I first found Herriot when I was in high school. I read through his semi-autobiographical memoirs (All Creatures Great and Small, All Things Bright and Beautiful, All Things Wise and Wonderful, The Lord God Made Them All) named for lines from the hymn by Cecil Alexander, and they've been on my list of books to recommend for the sweet girl's high school years as a result. He is a keen observer of human and animal nature. His stories manage to be warm and charming without falling into sentimentality, maybe because he's so good at providing detailed accounts of some rather gritty veterinary work with farm animals.
I never forgot Herriot in the intervening years. I fell in love with his books for children (slightly adapted tales of the same kind you'd find in the larger books) when I was in college, and the sweet girl and I spent many wonderful hours reading and re-reading his Treasury for Children when she was little. I'm pretty sure I reviewed that for Epinions. If I can dig it up in my archives, I'll give it a quick revising and post it here.
A few years ago I dipped into the book Jim Herriot's Yorkshire, but it was just recently that I really got back to reading his wonderful stories of people and animals. His Dog Stories made me laugh and made me realize how much I'd missed his way with canines...and with words. I'm trying to revive our family read-aloud tradition by reading some of the stories with D and S whenever we can manage to sit down to a meal together during this busy summer.
It feels strange to say I'm trying to revive our family read-alouds. For thirteen and a half years, that was a daily habit. We always read aloud together. If you've followed along with my sidebar list of our family read-alouds, you've seen the long list of books we've read over the years. I seriously don't think I had missed a day of reading aloud since S was a baby.
When I got my cancer diagnosis back in February, we were in the midst of re-reading The Chronicles of Prydain. In fact, we were near the end of the series, in the final book. Although sometimes D and S do the reading aloud, I have typically been the main reading person. I had so little energy at night by the time we reached the final third of The High King that the sweet girl took over the reading and brought us home to the beautiful conclusion.
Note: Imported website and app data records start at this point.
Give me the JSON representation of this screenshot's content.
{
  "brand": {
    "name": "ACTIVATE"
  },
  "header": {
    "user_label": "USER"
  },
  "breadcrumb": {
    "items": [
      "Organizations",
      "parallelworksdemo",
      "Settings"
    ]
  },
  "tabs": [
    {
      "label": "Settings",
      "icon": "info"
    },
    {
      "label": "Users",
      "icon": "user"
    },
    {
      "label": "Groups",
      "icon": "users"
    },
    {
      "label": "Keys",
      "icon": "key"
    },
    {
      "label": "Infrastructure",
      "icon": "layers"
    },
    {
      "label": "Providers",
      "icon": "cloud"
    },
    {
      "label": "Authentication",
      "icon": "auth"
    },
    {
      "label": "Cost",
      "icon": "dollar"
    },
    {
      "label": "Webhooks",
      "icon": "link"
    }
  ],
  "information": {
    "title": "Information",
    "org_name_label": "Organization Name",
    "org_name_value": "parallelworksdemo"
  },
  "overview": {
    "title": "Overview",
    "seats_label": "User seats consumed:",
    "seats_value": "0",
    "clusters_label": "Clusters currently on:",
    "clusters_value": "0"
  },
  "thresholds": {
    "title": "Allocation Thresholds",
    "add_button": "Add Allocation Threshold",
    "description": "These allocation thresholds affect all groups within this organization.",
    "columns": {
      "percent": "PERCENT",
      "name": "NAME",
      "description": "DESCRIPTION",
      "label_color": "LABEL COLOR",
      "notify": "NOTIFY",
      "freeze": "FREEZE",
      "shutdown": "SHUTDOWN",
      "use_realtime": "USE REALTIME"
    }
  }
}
And then our read-alouds stopped. And so did nightly family gatherings and prayers, and my morning Bible reading and prayer time with the sweet girl, and any semblance of bedtime routine for the family, and most of our family meals (though those continued in some form without me, especially when my sisters were here helping during my chemo treatments). So many things we've cherished over the years fell by the wayside during the tsunami of survival season.
During that season, S had six months or so where she continued to grow and change. She had her fourteenth birthday a few weeks ago (so amazing!). She's gotten more into retro video games in the interim -- she is Mario crazy -- and in general has been spending a lot more time with a screen via her iPod as well as gaming. I know those things helped her through the difficult time of my chemo treatments, a period she described to me the other day by telling me she feels like I've come back from the dead or at least a really long trip. "It's like you were there but you weren't," she explains earnestly. And often adds, sometimes with a spontaneous hug that melts my heart, "I missed you! I'm so glad you're back!"
And she's suddenly telling me she is "too old for read-alouds" -- something I never thought I'd hear her say. We never treated read-alouds like a little kid phenomenon that you outgrow. It was just a natural part of what our family loved to do together, and I had assumed we would continue to do it as long as S lived here...and beyond (D and I were read-alouders long before we had a child).
There are hills one dies on in parenting, and hills you decide it's not worth the effort to storm. This one feels worth the effort. I have been trying to decide how to tackle it well. I know that things will never go back to what they were before we hit this difficult terrain in our family journey -- they couldn't really, even if we wanted them to. We've all changed and grown in so many ways. But I am trying to revive our long-established tradition of reading aloud, albeit in new ways and forms. Our morning Bible reading and prayer time has been re-established, although it's changed a bit (in good ways, I think). In terms of our family reading, nighttime doesn't seem to be the right time for us to gather anymore, but we're beginning to have more meals together again, and we're slowly getting back into the reading habit. We started with an article in a magazine, and now we've moved to short stories.
I'm kind of glad the stories are by Herriot. They remind me of S's childhood, even though they're different than the ones we read then. They remind me of my own youth (and yes, I've begun re-reading All Creatures Great and Small on my own time). They remind me of my mother, who loved animals, especially dogs, and whom I miss with huge aching missing. They feel comfortable and familiar, and I need some comfort and familiarity in this time of so much change in myself and in my family.